July 14, 2012 in Reviews by Chris Foley


Holy Knights
Between Daylight and Pain

“It’sa time! It’sa time to party like it’sa nineteen freaking ninety nine!” This is becoming one of my favourite ways to kick off reviews of this ilk, and it’s always all smiles when I hear a band nailing that oh-so-glorious style of power metal that was so bloody good back then. Call me hideously nostalgic, or maybe a touch loony for the likes of Return to Heaven Denied and Legendary Tales, but any band paying homage or sounding remotely like it did back then are some of the best fun around.

To those more clued up on the style – particularly those who know a good majority of the early 00’s power metal bands – Holy Knights should be a familiar name. They’re one of those bands who released an album which sounded to little fanfare upon release; the kind with awesome artwork which now might well cost an arm and/or a leg for a hardcopy. Yes, their debut Gate Through The Past is one of those borderline rare power metal albums, and one that is best left fantasizing about. There was a slight charm to it, but it didn’t offer anything Rhapsody, Thy Majestie or Fairyland already displayed in fine form.

History lesson aside, we flash forward to present day, where much to my surprise (and I’m sure many others) Holy Knights have reformed and released a bloody new album. Further surprise came from just how good this is: the band still keeps intact their Italian power metal roots, but they drop a good deal of the symphonic fantasy worship in favour of a slick progressive power approach ala DGM, Vision Divine, and Labyrinth. There’s also a slight neo-classical edge too, which totally sets the album off nicely.

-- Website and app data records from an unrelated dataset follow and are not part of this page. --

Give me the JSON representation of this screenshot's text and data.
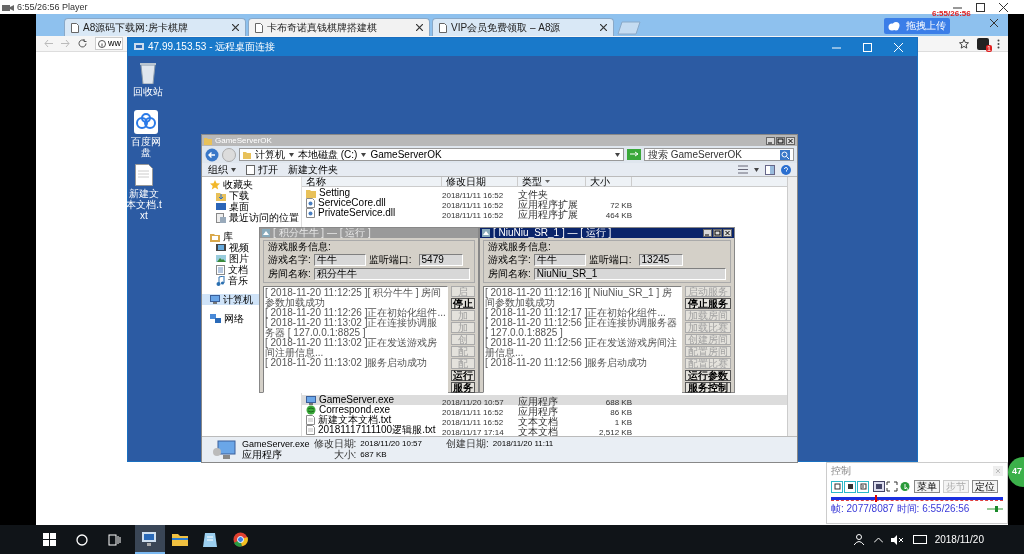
{
  "player": {
    "title": "6:55/26:56 Player"
  },
  "browser": {
    "tabs": [
      {
        "label": "A8源码下载网:房卡棋牌",
        "selected": false
      },
      {
        "label": "卡布奇诺真钱棋牌搭建棋",
        "selected": true
      },
      {
        "label": "VIP会员免费领取 – A8源",
        "selected": false
      }
    ],
    "address": "ww",
    "upload_button": "拖拽上传",
    "overlay_time": "6:55/26:56",
    "extension_badge": "1"
  },
  "remote": {
    "title": "47.99.153.53 - 远程桌面连接"
  },
  "desktop_icons": [
    {
      "kind": "recycle",
      "label": "回收站"
    },
    {
      "kind": "cloud",
      "label": "百度网盘"
    },
    {
      "kind": "text",
      "label": "新建文本文档.txt"
    }
  ],
  "explorer": {
    "title": "GameServerOK",
    "breadcrumb": [
      "计算机",
      "本地磁盘 (C:)",
      "GameServerOK"
    ],
    "search_placeholder": "搜索 GameServerOK",
    "toolbar": [
      "组织",
      "打开",
      "新建文件夹"
    ],
    "nav": [
      {
        "label": "收藏夹",
        "kind": "star",
        "selected": false,
        "children": [
          {
            "label": "下载",
            "kind": "download",
            "selected": false
          },
          {
            "label": "桌面",
            "kind": "desktop",
            "selected": false
          },
          {
            "label": "最近访问的位置",
            "kind": "recent",
            "selected": false
          }
        ]
      },
      {
        "label": "库",
        "kind": "library",
        "selected": false,
        "children": [
          {
            "label": "视频",
            "kind": "video",
            "selected": false
          },
          {
            "label": "图片",
            "kind": "picture",
            "selected": false
          },
          {
            "label": "文档",
            "kind": "doc",
            "selected": false
          },
          {
            "label": "音乐",
            "kind": "music",
            "selected": false
          }
        ]
      },
      {
        "label": "计算机",
        "kind": "computer",
        "selected": true
      },
      {
        "label": "网络",
        "kind": "network",
        "selected": false
      }
    ],
    "columns": [
      "名称",
      "修改日期",
      "类型",
      "大小"
    ],
    "rows_top": [
      {
        "kind": "folder",
        "name": "Setting",
        "date": "2018/11/11 16:52",
        "type": "文件夹",
        "selected": false
      },
      {
        "kind": "dll",
        "name": "ServiceCore.dll",
        "date": "2018/11/11 16:52",
        "type": "应用程序扩展",
        "size": "72 KB",
        "selected": false
      },
      {
        "kind": "dll",
        "name": "PrivateService.dll",
        "date": "2018/11/11 16:52",
        "type": "应用程序扩展",
        "size": "464 KB",
        "selected": false
      }
    ],
    "rows_bottom": [
      {
        "kind": "exe",
        "name": "GameServer.exe",
        "date": "2018/11/20 10:57",
        "type": "应用程序",
        "size": "688 KB",
        "selected": true
      },
      {
        "kind": "green",
        "name": "Correspond.exe",
        "date": "2018/11/11 16:52",
        "type": "应用程序",
        "size": "86 KB",
        "selected": false
      },
      {
        "kind": "text",
        "name": "新建文本文档.txt",
        "date": "2018/11/11 16:52",
        "type": "文本文档",
        "size": "1 KB",
        "selected": false
      },
      {
        "kind": "text",
        "name": "20181117111100逻辑服.txt",
        "date": "2018/11/17 17:14",
        "type": "文本文档",
        "size": "2,512 KB",
        "selected": false
      }
    ],
    "details": {
      "name": "GameServer.exe",
      "type": "应用程序",
      "modified_label": "修改日期:",
      "modified": "2018/11/20 10:57",
      "created_label": "创建日期:",
      "created": "2018/11/20 11:11",
      "size_label": "大小:",
      "size": "687 KB"
    }
  },
  "dialogs": [
    {
      "title": "[ 积分牛牛 ] — [ 运行 ]",
      "active": false,
      "group_label": "游戏服务信息:",
      "name_label": "游戏名字:",
      "name": "牛牛",
      "port_label": "监听端口:",
      "port": "5479",
      "room_label": "房间名称:",
      "room": "积分牛牛",
      "log": [
        "[ 2018-11-20 11:12:25 ][ 积分牛牛 ] 房间参数加载成功",
        "[ 2018-11-20 11:12:26 ]正在初始化组件...",
        "[ 2018-11-20 11:13:02 ]正在连接协调服务器 [ 127.0.0.1:8825 ]",
        "[ 2018-11-20 11:13:02 ]正在发送游戏房间注册信息...",
        "[ 2018-11-20 11:13:02 ]服务启动成功"
      ],
      "buttons": [
        {
          "label": "启",
          "disabled": true
        },
        {
          "label": "停止",
          "disabled": false
        },
        {
          "label": "加",
          "disabled": true
        },
        {
          "label": "加",
          "disabled": true
        },
        {
          "label": "创",
          "disabled": true
        },
        {
          "label": "配",
          "disabled": true
        },
        {
          "label": "配",
          "disabled": true
        },
        {
          "label": "运行",
          "disabled": false
        },
        {
          "label": "服务",
          "disabled": false
        }
      ]
    },
    {
      "title": "[ NiuNiu_SR_1 ] — [ 运行 ]",
      "active": true,
      "group_label": "游戏服务信息:",
      "name_label": "游戏名字:",
      "name": "牛牛",
      "port_label": "监听端口:",
      "port": "13245",
      "room_label": "房间名称:",
      "room": "NiuNiu_SR_1",
      "log": [
        "[ 2018-11-20 11:12:16 ][ NiuNiu_SR_1 ] 房间参数加载成功",
        "[ 2018-11-20 11:12:17 ]正在初始化组件...",
        "[ 2018-11-20 11:12:56 ]正在连接协调服务器 [ 127.0.0.1:8825 ]",
        "[ 2018-11-20 11:12:56 ]正在发送游戏房间注册信息...",
        "[ 2018-11-20 11:12:56 ]服务启动成功"
      ],
      "buttons": [
        {
          "label": "启动服务",
          "disabled": true
        },
        {
          "label": "停止服务",
          "disabled": false
        },
        {
          "label": "加载房间",
          "disabled": true
        },
        {
          "label": "加载比赛",
          "disabled": true
        },
        {
          "label": "创建房间",
          "disabled": true
        },
        {
          "label": "配置房间",
          "disabled": true
        },
        {
          "label": "配置比赛",
          "disabled": true
        },
        {
          "label": "运行参数",
          "disabled": false
        },
        {
          "label": "服务控制",
          "disabled": false
        }
      ]
    }
  ],
  "control_panel": {
    "title": "控制",
    "buttons": [
      {
        "label": "菜单",
        "disabled": false
      },
      {
        "label": "步节",
        "disabled": true
      },
      {
        "label": "定位",
        "disabled": false
      }
    ],
    "level": 0.257,
    "status": "帧: 2077/8087 时间: 6:55/26:56",
    "volume": {
      "level": 0.55
    }
  },
  "taskbar": {
    "apps": [
      {
        "kind": "remote",
        "selected": true
      },
      {
        "kind": "explorer",
        "selected": false
      },
      {
        "kind": "notepad",
        "selected": false
      },
      {
        "kind": "chrome",
        "selected": false
      }
    ],
    "date": "2018/11/20"
  },
  "side_badge": "47"
}
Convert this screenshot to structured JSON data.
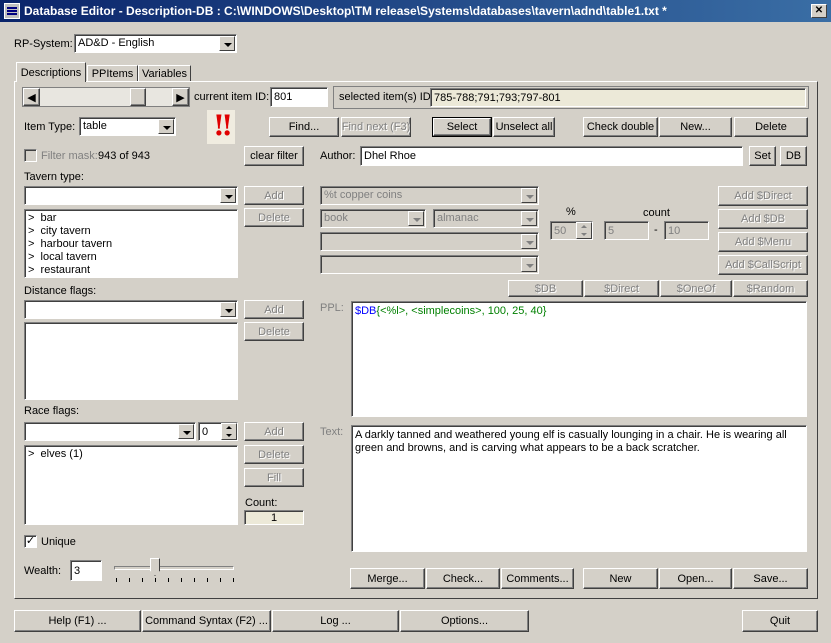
{
  "window": {
    "title": "Database Editor - Description-DB : C:\\WINDOWS\\Desktop\\TM release\\Systems\\databases\\tavern\\adnd\\table1.txt *"
  },
  "rp_system": {
    "label": "RP-System:",
    "value": "AD&D - English"
  },
  "tabs": [
    {
      "label": "Descriptions"
    },
    {
      "label": "PPItems"
    },
    {
      "label": "Variables"
    }
  ],
  "nav": {
    "current_label": "current item ID:",
    "current_value": "801",
    "selected_label": "selected item(s) ID:",
    "selected_value": "785-788;791;793;797-801",
    "slider_position": 0.78
  },
  "item_type": {
    "label": "Item Type:",
    "value": "table"
  },
  "toolbar": {
    "find": "Find...",
    "find_next": "Find next (F3)",
    "select": "Select",
    "unselect_all": "Unselect all",
    "check_double": "Check double",
    "new": "New...",
    "delete": "Delete"
  },
  "filter": {
    "label": "Filter mask:",
    "count": "943 of 943",
    "clear_button": "clear filter",
    "checked": false
  },
  "author": {
    "label": "Author:",
    "value": "Dhel Rhoe",
    "set_button": "Set",
    "db_button": "DB"
  },
  "tavern_type": {
    "label": "Tavern type:",
    "combo_value": "",
    "add": "Add",
    "delete": "Delete",
    "items": [
      "bar",
      "city tavern",
      "harbour tavern",
      "local tavern",
      "restaurant"
    ]
  },
  "distance_flags": {
    "label": "Distance flags:",
    "combo_value": "",
    "add": "Add",
    "delete": "Delete"
  },
  "race_flags": {
    "label": "Race flags:",
    "combo_value": "",
    "spin_value": "0",
    "add": "Add",
    "delete": "Delete",
    "fill": "Fill",
    "count_label": "Count:",
    "count_value": "1",
    "items": [
      "elves (1)"
    ]
  },
  "unique": {
    "label": "Unique",
    "checked": true
  },
  "wealth": {
    "label": "Wealth:",
    "value": "3",
    "slider_position": 0.33
  },
  "generator": {
    "combo1": "%t copper coins",
    "combo2": "book",
    "combo3": "almanac",
    "combo4": "",
    "combo5": "",
    "percent_label": "%",
    "percent_value": "50",
    "count_label": "count",
    "count_min": "5",
    "count_dash": "-",
    "count_max": "10",
    "add_direct": "Add $Direct",
    "add_db": "Add $DB",
    "add_menu": "Add $Menu",
    "add_callscript": "Add $CallScript"
  },
  "macro_buttons": [
    "$DB",
    "$Direct",
    "$OneOf",
    "$Random"
  ],
  "ppl": {
    "label": "PPL:",
    "tokens": [
      {
        "text": "$DB",
        "color": "#0000ff"
      },
      {
        "text": "{<%l>, <simplecoins>, 100, 25, 40}",
        "color": "#008000"
      }
    ]
  },
  "text": {
    "label": "Text:",
    "value": "A darkly tanned and weathered young elf is casually lounging in a chair. He is wearing all green and browns, and is carving what appears to be a back scratcher."
  },
  "bottom_actions": {
    "merge": "Merge...",
    "check": "Check...",
    "comments": "Comments...",
    "new": "New",
    "open": "Open...",
    "save": "Save..."
  },
  "footer": {
    "help": "Help (F1) ...",
    "syntax": "Command Syntax (F2) ...",
    "log": "Log ...",
    "options": "Options...",
    "quit": "Quit"
  },
  "colors": {
    "title_start": "#0a246a",
    "title_end": "#3a6ea5",
    "face": "#d4d0c8",
    "alert": "#e00000"
  }
}
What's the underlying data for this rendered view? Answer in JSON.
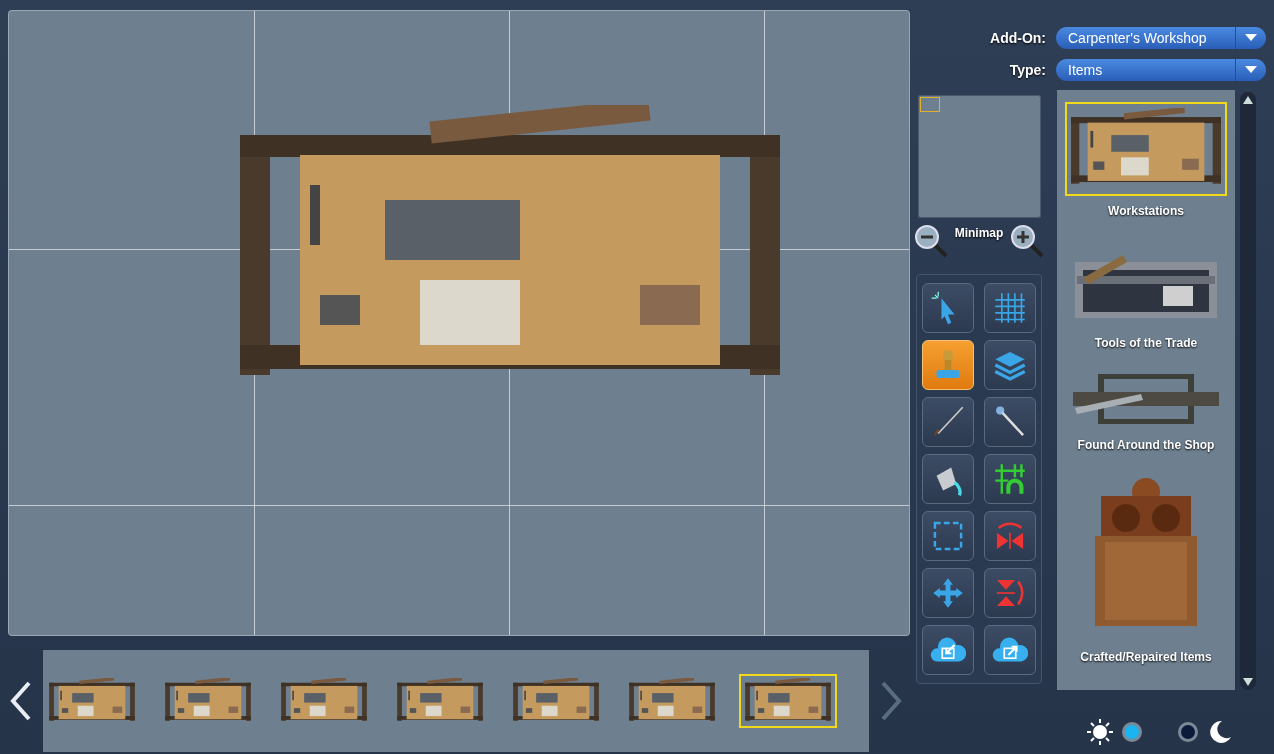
{
  "addon": {
    "label": "Add-On:",
    "value": "Carpenter's Workshop"
  },
  "type": {
    "label": "Type:",
    "value": "Items"
  },
  "minimap": {
    "label": "Minimap"
  },
  "tools": [
    {
      "kind": "select",
      "selected": false
    },
    {
      "kind": "grid",
      "selected": false
    },
    {
      "kind": "stamp",
      "selected": true
    },
    {
      "kind": "layers",
      "selected": false
    },
    {
      "kind": "brush",
      "selected": false
    },
    {
      "kind": "wand",
      "selected": false
    },
    {
      "kind": "fill",
      "selected": false
    },
    {
      "kind": "snap",
      "selected": false
    },
    {
      "kind": "marquee",
      "selected": false
    },
    {
      "kind": "flip-h",
      "selected": false
    },
    {
      "kind": "move",
      "selected": false
    },
    {
      "kind": "flip-v",
      "selected": false
    },
    {
      "kind": "import",
      "selected": false
    },
    {
      "kind": "export",
      "selected": false
    }
  ],
  "categories": [
    {
      "kind": "workbench",
      "label": "Workstations",
      "selected": true
    },
    {
      "kind": "toolbox",
      "label": "Tools of the Trade",
      "selected": false
    },
    {
      "kind": "plank",
      "label": "Found Around the Shop",
      "selected": false
    },
    {
      "kind": "cabinet",
      "label": "Crafted/Repaired Items",
      "selected": false
    }
  ],
  "strip": [
    {
      "selected": false
    },
    {
      "selected": false
    },
    {
      "selected": false
    },
    {
      "selected": false
    },
    {
      "selected": false
    },
    {
      "selected": false
    },
    {
      "selected": true
    }
  ],
  "theme": [
    {
      "kind": "day",
      "selected": true
    },
    {
      "kind": "night",
      "selected": false
    }
  ]
}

Between Daylight And Pain is majestic and mature, modern and nostalgic; a collection of eight Italian progressive power metal delights (nine if you get a Japanese edition). Holy Knights particularly reminds me of DGM across the album, albeit with a good deal more focus on the power metal side. The performances are superlative, with charming vocals, cheese-dripping keyboards, hyper-charged drumming, and virtuosic guitar playing. The vocal lines themselves, as well as all of the choruses are very well done here on Between Daylight And Pain, be it the mighty soaring chorus in “Mistery” or the romantic middle period Sonata Arctica approach of “Wasted Time”.

On the whole, Between Daylight And Pain is a quality release, boasting a good wealth of depth and replayability; it’s great to see a band I thought we’d never hear from again doing the rounds once more. A great comeback album, Holy Knights blend the formative Italian scene’s style into the splendour of acts such as Vision Divine or DGM at their established finest. Fans of good old fashioned Euro power metal – particularly the Italian school – need this in their lives.

Chris’ rating 4.0 out of 5